The event was inspired by a historic photo March of Dimes San Antonio division director KJ Feder Delgado discovered on the internet. She immediately reached out to the San Antonio Police Department (SAPD) to see if they would assist with her efforts to promote National Prematurity Month.

“We found a historic photo online of police officers from 1948 raising funds for March of Dimes,” Delgado said. “We reached out to the San Antonio Police Department through social media and asked if they could recreate the photo for us to raise awareness for National Prematurity Awareness month.”

The (SAPD) and March of Dimes have enjoyed a successful partnership for decades, dating back to the late 1940’s. The ‘Jail and Bail’ event is one of many fundraisers the two have joined in together for the betterment of the community.

Chief McManus spoke about the successful relationship the SAPD and March of Dimes share and how much he appreciates Hammon’s efforts to attempt to raise awareness for the important cause.

“March of Dimes is a great part of the SAPD and the city, for raising such great awareness and money for a great cause,” McManus said. “We have many, many partners in the community and today we’re partnering with the Silver Stars. They have been a great part in all of this. They understand the importance of it and hopefully we pass that on to the community and raise a lot of money to prevent prematurity.”

Serving the San Antonio community has been an initiative Spurs Sports & Entertainment (SS&E) has emphasized since its move to the Alamo City in 1973. Through its nonprofit, Silver and Black Give Back, its employee group, People of Spurs Sports & Entertainment (POSSE) and individual efforts from alumni players such as the David Robinson Foundation, SS&E has enriched its surrounding community for decades.

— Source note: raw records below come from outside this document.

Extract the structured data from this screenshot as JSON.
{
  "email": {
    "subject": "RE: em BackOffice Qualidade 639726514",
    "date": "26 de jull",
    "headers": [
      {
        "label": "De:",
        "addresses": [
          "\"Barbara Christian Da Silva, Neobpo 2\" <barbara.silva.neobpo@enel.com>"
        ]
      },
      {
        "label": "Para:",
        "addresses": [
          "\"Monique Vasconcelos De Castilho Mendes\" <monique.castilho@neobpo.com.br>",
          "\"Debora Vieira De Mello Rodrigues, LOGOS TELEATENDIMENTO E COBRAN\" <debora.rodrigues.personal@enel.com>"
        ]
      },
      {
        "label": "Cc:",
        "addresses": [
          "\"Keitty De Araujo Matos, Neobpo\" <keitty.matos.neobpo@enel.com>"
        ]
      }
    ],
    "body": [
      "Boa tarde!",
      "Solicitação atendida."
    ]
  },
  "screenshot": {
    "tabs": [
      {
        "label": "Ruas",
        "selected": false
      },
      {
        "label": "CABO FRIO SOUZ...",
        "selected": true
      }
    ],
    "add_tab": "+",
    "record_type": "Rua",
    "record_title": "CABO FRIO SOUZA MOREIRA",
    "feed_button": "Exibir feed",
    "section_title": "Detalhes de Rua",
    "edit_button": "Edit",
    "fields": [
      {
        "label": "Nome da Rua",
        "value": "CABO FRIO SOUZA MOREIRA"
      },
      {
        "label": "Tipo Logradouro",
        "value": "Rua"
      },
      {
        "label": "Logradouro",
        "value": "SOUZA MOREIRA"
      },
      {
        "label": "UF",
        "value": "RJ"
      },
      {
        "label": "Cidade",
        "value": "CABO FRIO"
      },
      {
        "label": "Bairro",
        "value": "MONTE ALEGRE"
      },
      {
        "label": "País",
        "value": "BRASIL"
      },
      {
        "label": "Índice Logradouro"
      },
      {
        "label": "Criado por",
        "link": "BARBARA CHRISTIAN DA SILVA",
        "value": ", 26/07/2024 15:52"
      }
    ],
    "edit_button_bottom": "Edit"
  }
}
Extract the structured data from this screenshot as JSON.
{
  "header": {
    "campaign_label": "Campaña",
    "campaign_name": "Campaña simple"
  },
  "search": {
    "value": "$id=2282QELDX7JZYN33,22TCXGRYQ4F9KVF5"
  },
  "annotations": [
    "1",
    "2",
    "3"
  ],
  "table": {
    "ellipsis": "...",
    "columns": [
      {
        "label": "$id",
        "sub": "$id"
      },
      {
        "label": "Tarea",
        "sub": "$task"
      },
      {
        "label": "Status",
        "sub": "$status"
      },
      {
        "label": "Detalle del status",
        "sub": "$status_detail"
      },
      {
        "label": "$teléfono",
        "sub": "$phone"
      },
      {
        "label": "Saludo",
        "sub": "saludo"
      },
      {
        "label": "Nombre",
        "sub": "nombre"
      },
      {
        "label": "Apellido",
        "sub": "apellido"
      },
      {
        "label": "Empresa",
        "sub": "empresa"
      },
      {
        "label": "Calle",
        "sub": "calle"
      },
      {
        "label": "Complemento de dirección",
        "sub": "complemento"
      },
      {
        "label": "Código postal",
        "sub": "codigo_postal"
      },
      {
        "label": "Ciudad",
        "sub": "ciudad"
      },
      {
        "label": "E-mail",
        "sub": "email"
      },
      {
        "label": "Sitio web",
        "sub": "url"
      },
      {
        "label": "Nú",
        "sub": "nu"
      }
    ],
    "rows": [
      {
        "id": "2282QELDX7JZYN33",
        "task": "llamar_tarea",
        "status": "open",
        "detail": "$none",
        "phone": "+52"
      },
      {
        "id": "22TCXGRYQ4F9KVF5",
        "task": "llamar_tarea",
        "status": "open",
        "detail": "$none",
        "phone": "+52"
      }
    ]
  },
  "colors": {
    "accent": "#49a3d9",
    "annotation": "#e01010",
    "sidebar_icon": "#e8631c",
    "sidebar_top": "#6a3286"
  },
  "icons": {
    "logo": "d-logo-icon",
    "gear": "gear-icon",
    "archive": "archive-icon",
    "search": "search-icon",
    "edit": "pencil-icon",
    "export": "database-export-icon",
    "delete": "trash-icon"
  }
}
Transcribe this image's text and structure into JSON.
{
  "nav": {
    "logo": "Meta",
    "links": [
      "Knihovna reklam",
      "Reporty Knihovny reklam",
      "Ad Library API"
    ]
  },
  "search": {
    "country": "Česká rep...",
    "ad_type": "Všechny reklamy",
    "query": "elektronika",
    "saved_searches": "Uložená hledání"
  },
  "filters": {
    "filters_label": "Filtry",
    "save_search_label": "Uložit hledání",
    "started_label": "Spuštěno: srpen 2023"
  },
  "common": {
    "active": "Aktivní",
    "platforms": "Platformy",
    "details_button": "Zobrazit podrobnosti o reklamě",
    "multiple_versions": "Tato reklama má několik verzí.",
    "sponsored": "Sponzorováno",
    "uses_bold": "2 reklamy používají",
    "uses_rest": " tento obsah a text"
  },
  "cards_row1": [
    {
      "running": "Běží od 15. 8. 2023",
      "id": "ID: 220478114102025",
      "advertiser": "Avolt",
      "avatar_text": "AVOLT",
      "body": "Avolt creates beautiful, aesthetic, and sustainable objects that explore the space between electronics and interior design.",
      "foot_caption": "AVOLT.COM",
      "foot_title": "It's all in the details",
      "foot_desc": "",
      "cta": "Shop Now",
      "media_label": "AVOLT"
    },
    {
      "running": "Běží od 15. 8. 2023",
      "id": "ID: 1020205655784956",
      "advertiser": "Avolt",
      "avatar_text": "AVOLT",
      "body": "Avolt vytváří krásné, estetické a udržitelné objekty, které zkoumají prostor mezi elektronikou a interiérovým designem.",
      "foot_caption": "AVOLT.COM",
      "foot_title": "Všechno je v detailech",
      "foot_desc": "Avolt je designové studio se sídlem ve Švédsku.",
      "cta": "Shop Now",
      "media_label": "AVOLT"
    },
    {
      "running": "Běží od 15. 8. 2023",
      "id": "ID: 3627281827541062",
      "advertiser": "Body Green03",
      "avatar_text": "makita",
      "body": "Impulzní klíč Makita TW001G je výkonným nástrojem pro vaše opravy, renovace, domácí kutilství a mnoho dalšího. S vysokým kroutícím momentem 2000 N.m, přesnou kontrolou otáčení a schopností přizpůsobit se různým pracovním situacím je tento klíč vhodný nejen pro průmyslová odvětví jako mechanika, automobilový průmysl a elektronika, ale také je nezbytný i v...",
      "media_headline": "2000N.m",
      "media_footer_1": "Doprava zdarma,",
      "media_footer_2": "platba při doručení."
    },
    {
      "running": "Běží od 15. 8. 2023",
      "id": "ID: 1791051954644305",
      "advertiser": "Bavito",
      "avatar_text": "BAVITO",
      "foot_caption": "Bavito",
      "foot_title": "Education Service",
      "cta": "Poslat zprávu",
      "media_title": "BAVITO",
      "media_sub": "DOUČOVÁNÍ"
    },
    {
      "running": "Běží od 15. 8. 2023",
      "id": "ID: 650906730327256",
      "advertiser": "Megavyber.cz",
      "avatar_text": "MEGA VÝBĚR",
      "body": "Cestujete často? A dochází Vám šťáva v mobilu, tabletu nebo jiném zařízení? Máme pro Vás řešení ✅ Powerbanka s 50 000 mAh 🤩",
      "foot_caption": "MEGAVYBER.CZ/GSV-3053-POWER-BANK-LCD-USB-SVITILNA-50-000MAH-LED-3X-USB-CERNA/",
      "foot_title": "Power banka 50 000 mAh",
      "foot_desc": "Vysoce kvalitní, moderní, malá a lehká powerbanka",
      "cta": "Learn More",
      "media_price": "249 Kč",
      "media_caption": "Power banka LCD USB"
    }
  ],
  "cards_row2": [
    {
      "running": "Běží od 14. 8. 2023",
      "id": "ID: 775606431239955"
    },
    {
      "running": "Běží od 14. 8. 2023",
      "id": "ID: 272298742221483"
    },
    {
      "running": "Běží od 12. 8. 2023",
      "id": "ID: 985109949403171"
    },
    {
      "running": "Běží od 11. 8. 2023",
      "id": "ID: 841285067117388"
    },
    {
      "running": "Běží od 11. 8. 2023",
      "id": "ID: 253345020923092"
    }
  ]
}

On a Friday morning in November, Becky Hammon epitomized that mission.